* Task goal:
If a line in the data below includes the string "nginx", please return a copy of it.

- - -

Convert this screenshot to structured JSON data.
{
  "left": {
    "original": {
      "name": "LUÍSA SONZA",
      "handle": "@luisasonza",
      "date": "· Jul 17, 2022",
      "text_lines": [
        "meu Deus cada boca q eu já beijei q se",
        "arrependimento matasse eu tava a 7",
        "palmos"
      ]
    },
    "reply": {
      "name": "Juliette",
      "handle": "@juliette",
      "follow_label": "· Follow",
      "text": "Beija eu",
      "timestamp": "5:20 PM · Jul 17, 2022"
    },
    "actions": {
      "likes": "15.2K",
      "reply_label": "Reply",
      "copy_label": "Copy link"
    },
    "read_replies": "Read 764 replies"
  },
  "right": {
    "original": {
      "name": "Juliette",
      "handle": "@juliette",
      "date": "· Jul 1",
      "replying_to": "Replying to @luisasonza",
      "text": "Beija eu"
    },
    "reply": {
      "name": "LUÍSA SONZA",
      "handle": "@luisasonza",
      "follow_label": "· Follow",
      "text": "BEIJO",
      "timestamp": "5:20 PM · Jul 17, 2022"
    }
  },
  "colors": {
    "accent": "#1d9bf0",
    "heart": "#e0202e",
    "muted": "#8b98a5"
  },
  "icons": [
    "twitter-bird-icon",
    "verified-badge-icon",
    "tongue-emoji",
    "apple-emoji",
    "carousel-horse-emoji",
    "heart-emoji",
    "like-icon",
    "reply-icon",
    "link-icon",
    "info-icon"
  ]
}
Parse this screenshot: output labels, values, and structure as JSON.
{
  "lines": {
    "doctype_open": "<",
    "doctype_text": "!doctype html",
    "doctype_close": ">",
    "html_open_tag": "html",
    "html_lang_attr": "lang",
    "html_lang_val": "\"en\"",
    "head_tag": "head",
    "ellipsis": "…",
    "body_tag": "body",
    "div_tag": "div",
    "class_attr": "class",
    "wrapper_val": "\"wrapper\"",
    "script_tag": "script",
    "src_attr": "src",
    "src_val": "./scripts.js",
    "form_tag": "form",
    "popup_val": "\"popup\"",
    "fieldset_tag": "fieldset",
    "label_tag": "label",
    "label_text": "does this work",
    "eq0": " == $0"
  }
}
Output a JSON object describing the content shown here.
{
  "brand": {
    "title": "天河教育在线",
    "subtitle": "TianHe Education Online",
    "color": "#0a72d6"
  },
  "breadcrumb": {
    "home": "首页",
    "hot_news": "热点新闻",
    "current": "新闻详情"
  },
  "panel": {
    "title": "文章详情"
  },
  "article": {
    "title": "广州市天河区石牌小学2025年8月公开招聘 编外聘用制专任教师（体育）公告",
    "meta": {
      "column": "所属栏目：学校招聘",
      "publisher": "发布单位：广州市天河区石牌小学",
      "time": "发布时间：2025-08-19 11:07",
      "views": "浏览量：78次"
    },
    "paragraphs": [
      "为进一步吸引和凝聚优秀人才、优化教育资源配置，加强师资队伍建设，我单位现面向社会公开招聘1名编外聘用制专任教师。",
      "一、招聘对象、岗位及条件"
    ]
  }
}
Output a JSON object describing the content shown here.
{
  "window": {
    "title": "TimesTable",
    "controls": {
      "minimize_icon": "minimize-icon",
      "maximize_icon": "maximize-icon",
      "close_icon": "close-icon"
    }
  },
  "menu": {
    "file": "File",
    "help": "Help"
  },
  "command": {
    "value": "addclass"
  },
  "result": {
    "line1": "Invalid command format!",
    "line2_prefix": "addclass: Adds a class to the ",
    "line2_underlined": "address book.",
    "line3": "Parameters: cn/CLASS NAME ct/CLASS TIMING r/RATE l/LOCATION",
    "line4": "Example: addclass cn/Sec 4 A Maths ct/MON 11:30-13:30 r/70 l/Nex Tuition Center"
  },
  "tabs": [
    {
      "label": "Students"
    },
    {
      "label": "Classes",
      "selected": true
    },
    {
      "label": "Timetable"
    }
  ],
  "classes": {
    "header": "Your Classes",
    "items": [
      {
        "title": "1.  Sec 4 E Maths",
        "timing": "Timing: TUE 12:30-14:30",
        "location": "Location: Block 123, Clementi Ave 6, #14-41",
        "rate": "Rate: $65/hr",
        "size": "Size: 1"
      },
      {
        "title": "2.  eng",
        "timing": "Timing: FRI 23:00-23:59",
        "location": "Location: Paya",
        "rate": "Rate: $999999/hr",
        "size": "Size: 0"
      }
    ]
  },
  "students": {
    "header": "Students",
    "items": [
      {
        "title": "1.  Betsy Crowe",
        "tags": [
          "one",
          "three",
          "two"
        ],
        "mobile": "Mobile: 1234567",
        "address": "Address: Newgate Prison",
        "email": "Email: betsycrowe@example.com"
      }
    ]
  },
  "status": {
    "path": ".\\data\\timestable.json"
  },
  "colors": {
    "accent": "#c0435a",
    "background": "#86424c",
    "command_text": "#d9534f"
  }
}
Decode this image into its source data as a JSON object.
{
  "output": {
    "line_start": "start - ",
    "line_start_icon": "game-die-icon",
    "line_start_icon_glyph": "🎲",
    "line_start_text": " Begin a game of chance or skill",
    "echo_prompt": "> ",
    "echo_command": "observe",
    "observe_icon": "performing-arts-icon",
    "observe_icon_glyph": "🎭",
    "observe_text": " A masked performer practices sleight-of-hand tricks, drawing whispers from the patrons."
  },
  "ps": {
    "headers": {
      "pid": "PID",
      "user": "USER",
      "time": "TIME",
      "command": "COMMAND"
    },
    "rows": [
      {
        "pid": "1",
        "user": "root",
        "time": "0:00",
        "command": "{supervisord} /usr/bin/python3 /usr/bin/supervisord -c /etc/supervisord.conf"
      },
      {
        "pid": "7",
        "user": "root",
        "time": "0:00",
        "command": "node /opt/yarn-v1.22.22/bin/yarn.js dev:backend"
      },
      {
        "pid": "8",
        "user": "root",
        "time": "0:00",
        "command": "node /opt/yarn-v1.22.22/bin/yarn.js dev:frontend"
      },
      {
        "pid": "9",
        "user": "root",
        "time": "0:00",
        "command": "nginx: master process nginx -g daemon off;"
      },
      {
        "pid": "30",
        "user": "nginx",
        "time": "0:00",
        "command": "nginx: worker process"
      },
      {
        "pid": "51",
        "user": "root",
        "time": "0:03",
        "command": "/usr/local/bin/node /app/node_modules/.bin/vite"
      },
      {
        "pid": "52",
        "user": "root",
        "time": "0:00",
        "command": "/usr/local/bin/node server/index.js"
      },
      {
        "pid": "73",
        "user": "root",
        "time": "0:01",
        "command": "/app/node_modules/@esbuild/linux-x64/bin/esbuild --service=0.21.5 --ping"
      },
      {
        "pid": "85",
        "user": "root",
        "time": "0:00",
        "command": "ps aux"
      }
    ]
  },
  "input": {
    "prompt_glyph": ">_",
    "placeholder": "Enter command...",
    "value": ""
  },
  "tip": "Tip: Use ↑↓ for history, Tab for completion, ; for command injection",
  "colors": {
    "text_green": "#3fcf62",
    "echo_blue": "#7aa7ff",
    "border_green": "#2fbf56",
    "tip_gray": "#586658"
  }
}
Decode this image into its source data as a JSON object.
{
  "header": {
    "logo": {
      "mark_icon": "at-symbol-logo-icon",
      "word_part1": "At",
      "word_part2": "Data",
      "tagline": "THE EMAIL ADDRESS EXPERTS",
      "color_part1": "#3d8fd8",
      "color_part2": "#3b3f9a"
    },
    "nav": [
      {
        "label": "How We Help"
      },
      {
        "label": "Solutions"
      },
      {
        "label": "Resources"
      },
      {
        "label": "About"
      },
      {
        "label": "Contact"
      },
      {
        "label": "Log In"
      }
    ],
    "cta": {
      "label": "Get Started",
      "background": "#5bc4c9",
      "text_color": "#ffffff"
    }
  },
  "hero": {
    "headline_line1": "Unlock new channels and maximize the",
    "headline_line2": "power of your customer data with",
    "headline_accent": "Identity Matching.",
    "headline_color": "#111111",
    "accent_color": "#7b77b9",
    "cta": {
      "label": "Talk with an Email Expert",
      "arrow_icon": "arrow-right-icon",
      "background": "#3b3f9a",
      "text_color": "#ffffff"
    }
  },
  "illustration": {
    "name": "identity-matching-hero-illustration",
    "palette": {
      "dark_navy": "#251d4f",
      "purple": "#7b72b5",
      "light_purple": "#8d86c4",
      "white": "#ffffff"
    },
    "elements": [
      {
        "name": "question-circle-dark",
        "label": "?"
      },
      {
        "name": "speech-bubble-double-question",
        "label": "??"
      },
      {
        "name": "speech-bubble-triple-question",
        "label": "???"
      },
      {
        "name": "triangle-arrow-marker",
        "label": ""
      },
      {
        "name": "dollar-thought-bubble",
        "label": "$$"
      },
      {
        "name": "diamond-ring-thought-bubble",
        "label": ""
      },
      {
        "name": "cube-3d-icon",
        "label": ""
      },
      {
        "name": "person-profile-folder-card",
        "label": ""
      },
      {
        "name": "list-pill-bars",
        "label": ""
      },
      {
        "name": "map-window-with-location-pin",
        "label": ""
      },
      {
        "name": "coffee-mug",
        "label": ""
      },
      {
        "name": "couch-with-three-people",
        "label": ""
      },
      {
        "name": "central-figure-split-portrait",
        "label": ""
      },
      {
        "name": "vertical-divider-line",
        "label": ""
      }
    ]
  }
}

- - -

* Your solution:
        "command": "nginx: master process nginx -g daemon off;"
        "user": "nginx",
        "command": "nginx: worker process"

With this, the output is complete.